[DATASET CONTENT Boundary: Start]
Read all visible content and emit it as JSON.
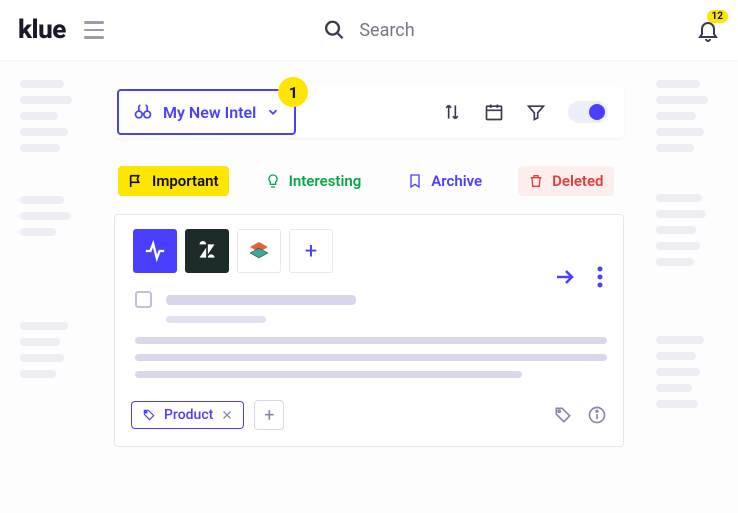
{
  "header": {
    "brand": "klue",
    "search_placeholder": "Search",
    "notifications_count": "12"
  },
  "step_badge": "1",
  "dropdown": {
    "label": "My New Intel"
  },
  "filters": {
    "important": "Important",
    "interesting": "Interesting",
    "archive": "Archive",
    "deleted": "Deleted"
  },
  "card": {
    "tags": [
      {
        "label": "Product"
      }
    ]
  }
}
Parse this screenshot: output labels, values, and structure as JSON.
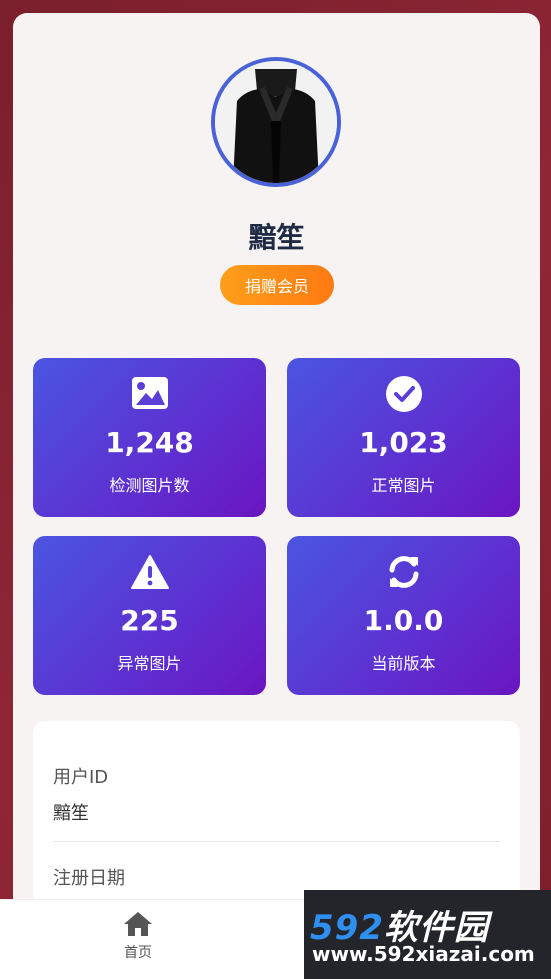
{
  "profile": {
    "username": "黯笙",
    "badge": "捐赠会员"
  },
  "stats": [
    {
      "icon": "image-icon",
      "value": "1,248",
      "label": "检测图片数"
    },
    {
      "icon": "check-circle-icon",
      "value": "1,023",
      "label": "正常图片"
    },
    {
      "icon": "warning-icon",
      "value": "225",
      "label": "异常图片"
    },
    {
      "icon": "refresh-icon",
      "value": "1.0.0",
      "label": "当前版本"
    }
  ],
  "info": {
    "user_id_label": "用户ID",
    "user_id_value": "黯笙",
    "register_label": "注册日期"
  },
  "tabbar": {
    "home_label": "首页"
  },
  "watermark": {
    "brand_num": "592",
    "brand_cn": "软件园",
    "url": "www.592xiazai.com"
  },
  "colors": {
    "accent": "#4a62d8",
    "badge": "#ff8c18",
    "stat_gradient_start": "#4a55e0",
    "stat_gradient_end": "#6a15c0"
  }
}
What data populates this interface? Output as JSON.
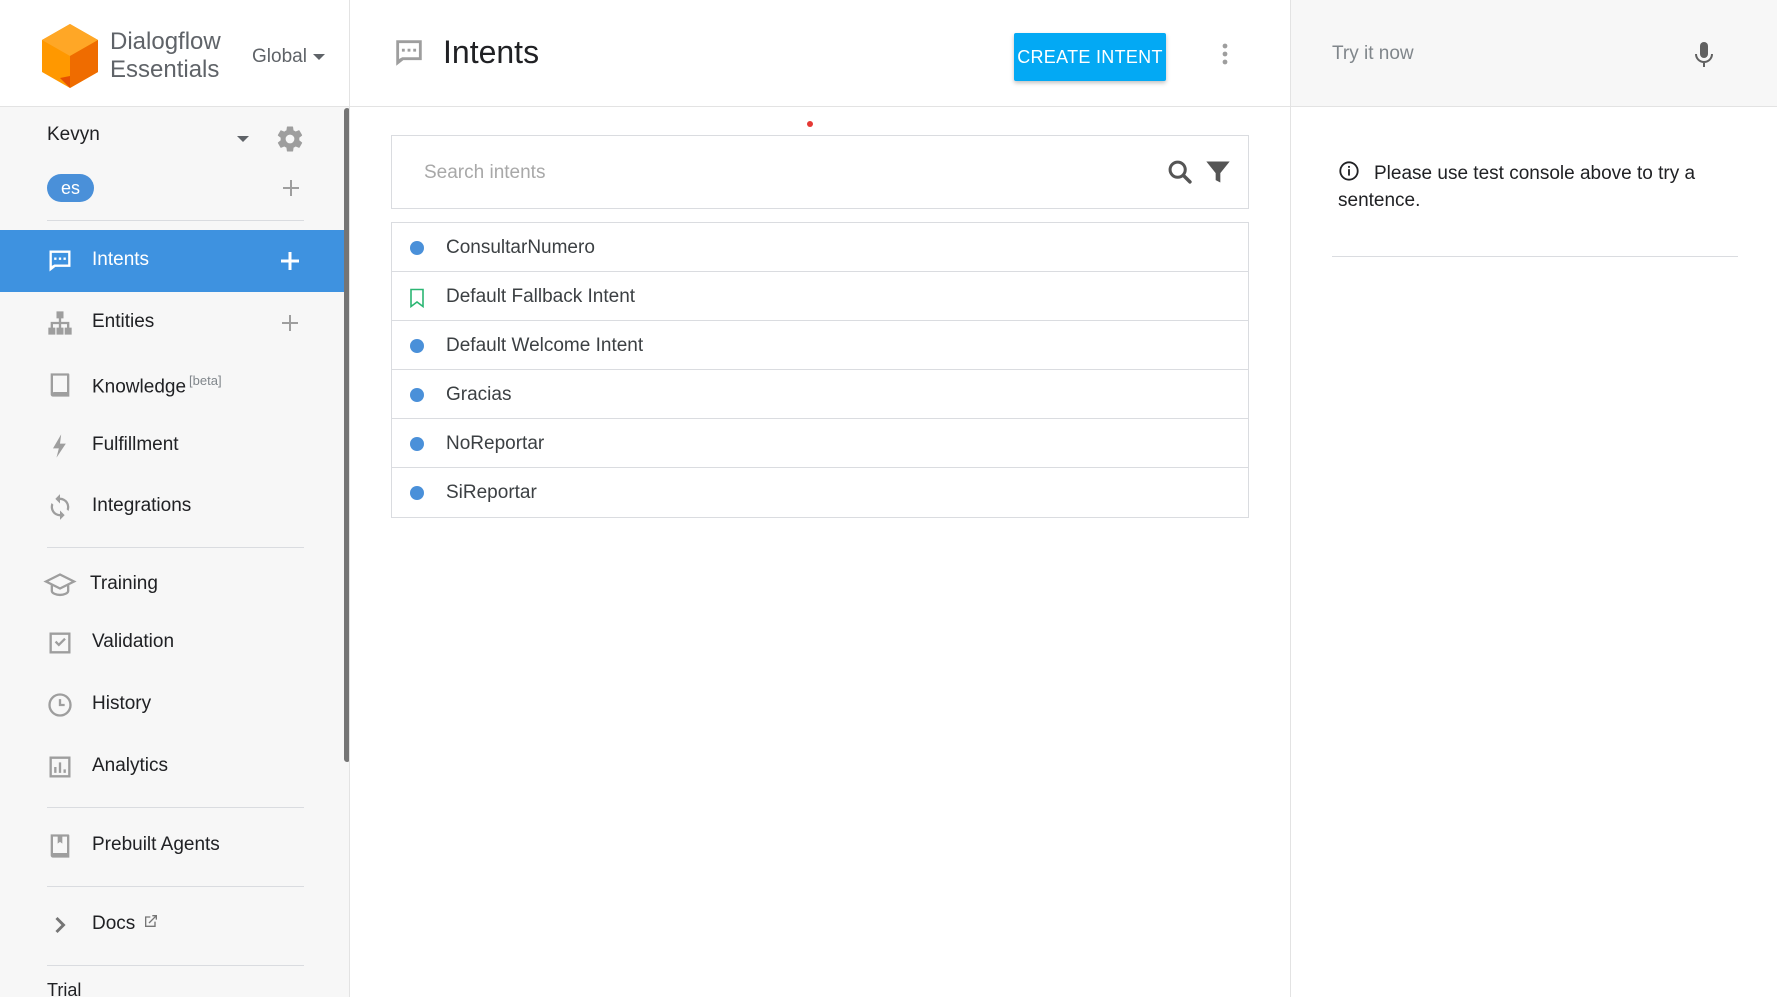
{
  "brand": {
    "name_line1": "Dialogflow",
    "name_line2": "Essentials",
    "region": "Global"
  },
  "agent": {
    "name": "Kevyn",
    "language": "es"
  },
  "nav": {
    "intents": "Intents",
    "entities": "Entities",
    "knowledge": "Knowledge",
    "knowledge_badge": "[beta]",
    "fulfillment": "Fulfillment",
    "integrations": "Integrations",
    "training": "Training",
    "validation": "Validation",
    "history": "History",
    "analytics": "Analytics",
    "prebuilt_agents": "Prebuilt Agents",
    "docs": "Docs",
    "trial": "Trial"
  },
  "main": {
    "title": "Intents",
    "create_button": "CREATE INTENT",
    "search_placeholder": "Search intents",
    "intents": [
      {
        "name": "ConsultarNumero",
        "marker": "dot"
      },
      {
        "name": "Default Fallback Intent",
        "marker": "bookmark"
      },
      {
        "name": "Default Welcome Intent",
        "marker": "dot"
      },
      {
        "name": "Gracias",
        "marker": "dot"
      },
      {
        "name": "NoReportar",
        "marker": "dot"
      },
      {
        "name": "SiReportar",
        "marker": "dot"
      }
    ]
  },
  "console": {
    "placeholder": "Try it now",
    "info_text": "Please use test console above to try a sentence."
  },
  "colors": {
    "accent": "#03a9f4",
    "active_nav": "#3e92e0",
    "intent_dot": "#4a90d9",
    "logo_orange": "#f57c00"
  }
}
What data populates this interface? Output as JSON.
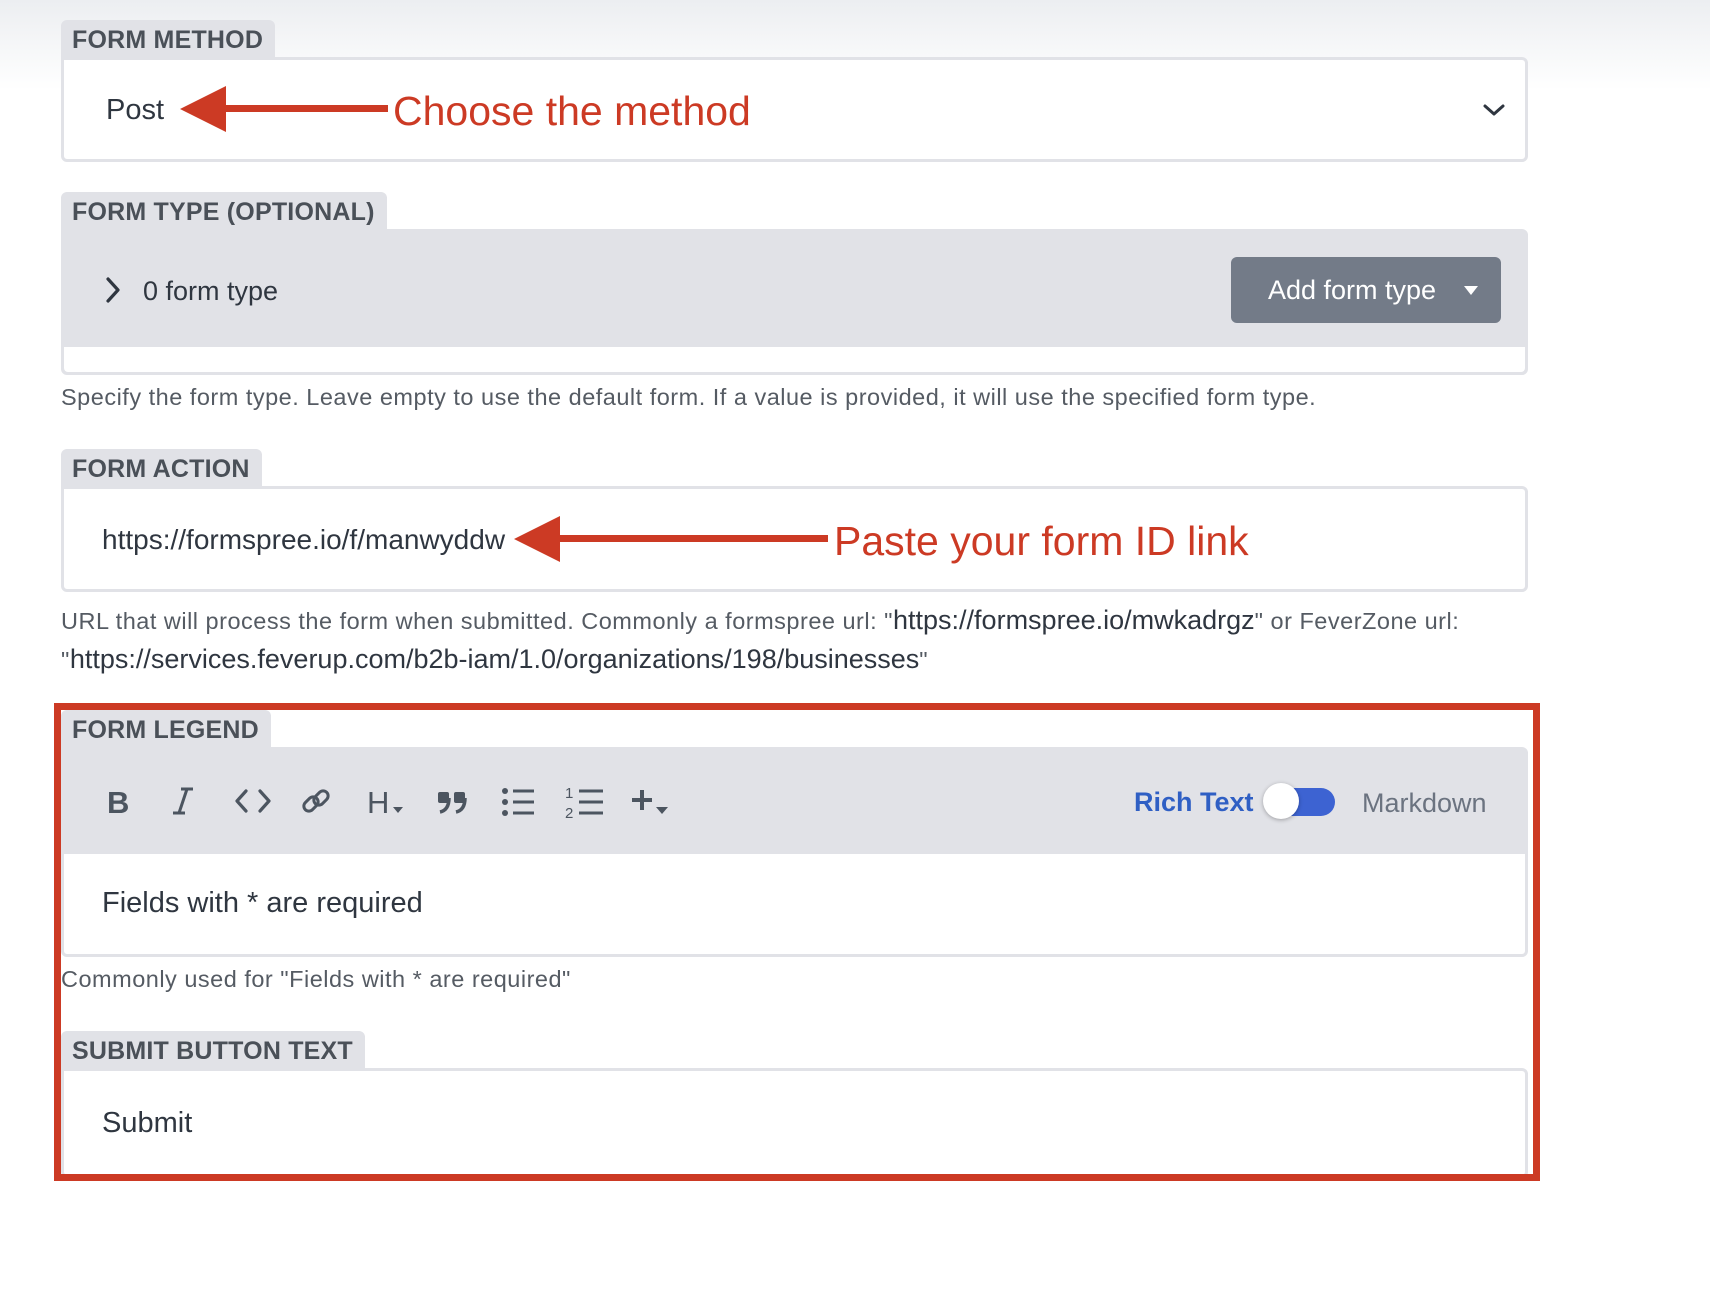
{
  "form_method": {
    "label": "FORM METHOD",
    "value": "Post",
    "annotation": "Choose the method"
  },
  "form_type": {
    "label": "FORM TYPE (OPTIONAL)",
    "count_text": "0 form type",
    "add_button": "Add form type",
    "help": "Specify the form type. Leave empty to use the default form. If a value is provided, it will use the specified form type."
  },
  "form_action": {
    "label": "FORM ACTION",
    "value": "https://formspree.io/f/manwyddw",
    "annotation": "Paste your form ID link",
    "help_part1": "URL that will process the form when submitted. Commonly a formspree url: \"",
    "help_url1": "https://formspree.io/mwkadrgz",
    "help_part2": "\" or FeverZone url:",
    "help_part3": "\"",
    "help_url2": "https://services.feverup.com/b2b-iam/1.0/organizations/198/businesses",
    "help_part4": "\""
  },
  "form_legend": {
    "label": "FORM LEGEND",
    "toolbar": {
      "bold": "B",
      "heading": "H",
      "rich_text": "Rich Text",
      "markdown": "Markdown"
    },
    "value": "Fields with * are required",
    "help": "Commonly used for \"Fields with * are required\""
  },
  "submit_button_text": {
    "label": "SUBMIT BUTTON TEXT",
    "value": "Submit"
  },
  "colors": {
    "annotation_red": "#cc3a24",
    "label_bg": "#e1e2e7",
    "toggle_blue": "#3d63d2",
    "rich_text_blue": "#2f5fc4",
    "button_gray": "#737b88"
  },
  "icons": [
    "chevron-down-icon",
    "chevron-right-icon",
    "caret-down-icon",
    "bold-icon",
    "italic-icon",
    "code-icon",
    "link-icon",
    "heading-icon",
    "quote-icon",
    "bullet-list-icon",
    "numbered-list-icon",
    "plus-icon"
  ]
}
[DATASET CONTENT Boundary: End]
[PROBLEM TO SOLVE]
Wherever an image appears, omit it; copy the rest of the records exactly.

[REPLY]
Read all visible content and emit it as JSON.
{
  "header": {
    "brand": "klue",
    "search_placeholder": "Search",
    "notifications_count": "12"
  },
  "step_badge": "1",
  "dropdown": {
    "label": "My New Intel"
  },
  "filters": {
    "important": "Important",
    "interesting": "Interesting",
    "archive": "Archive",
    "deleted": "Deleted"
  },
  "card": {
    "tags": [
      {
        "label": "Product"
      }
    ]
  }
}
Parse this screenshot: output labels, values, and structure as JSON.
{
  "profile": {
    "username": "黯笙",
    "badge": "捐赠会员"
  },
  "stats": [
    {
      "icon": "image-icon",
      "value": "1,248",
      "label": "检测图片数"
    },
    {
      "icon": "check-circle-icon",
      "value": "1,023",
      "label": "正常图片"
    },
    {
      "icon": "warning-icon",
      "value": "225",
      "label": "异常图片"
    },
    {
      "icon": "refresh-icon",
      "value": "1.0.0",
      "label": "当前版本"
    }
  ],
  "info": {
    "user_id_label": "用户ID",
    "user_id_value": "黯笙",
    "register_label": "注册日期"
  },
  "tabbar": {
    "home_label": "首页"
  },
  "watermark": {
    "brand_num": "592",
    "brand_cn": "软件园",
    "url": "www.592xiazai.com"
  },
  "colors": {
    "accent": "#4a62d8",
    "badge": "#ff8c18",
    "stat_gradient_start": "#4a55e0",
    "stat_gradient_end": "#6a15c0"
  }
}
What data populates this interface? Output as JSON.
{
  "brand": {
    "name_line1": "Dialogflow",
    "name_line2": "Essentials",
    "region": "Global"
  },
  "agent": {
    "name": "Kevyn",
    "language": "es"
  },
  "nav": {
    "intents": "Intents",
    "entities": "Entities",
    "knowledge": "Knowledge",
    "knowledge_badge": "[beta]",
    "fulfillment": "Fulfillment",
    "integrations": "Integrations",
    "training": "Training",
    "validation": "Validation",
    "history": "History",
    "analytics": "Analytics",
    "prebuilt_agents": "Prebuilt Agents",
    "docs": "Docs",
    "trial": "Trial"
  },
  "main": {
    "title": "Intents",
    "create_button": "CREATE INTENT",
    "search_placeholder": "Search intents",
    "intents": [
      {
        "name": "ConsultarNumero",
        "marker": "dot"
      },
      {
        "name": "Default Fallback Intent",
        "marker": "bookmark"
      },
      {
        "name": "Default Welcome Intent",
        "marker": "dot"
      },
      {
        "name": "Gracias",
        "marker": "dot"
      },
      {
        "name": "NoReportar",
        "marker": "dot"
      },
      {
        "name": "SiReportar",
        "marker": "dot"
      }
    ]
  },
  "console": {
    "placeholder": "Try it now",
    "info_text": "Please use test console above to try a sentence."
  },
  "colors": {
    "accent": "#03a9f4",
    "active_nav": "#3e92e0",
    "intent_dot": "#4a90d9",
    "logo_orange": "#f57c00"
  }
}
What data populates this interface? Output as JSON.
{
  "form_method": {
    "label": "FORM METHOD",
    "value": "Post",
    "annotation": "Choose the method"
  },
  "form_type": {
    "label": "FORM TYPE (OPTIONAL)",
    "count_text": "0 form type",
    "add_button": "Add form type",
    "help": "Specify the form type. Leave empty to use the default form. If a value is provided, it will use the specified form type."
  },
  "form_action": {
    "label": "FORM ACTION",
    "value": "https://formspree.io/f/manwyddw",
    "annotation": "Paste your form ID link",
    "help_part1": "URL that will process the form when submitted. Commonly a formspree url: \"",
    "help_url1": "https://formspree.io/mwkadrgz",
    "help_part2": "\" or FeverZone url:",
    "help_part3": "\"",
    "help_url2": "https://services.feverup.com/b2b-iam/1.0/organizations/198/businesses",
    "help_part4": "\""
  },
  "form_legend": {
    "label": "FORM LEGEND",
    "toolbar": {
      "bold": "B",
      "heading": "H",
      "rich_text": "Rich Text",
      "markdown": "Markdown"
    },
    "value": "Fields with * are required",
    "help": "Commonly used for \"Fields with * are required\""
  },
  "submit_button_text": {
    "label": "SUBMIT BUTTON TEXT",
    "value": "Submit"
  },
  "colors": {
    "annotation_red": "#cc3a24",
    "label_bg": "#e1e2e7",
    "toggle_blue": "#3d63d2",
    "rich_text_blue": "#2f5fc4",
    "button_gray": "#737b88"
  },
  "icons": [
    "chevron-down-icon",
    "chevron-right-icon",
    "caret-down-icon",
    "bold-icon",
    "italic-icon",
    "code-icon",
    "link-icon",
    "heading-icon",
    "quote-icon",
    "bullet-list-icon",
    "numbered-list-icon",
    "plus-icon"
  ]
}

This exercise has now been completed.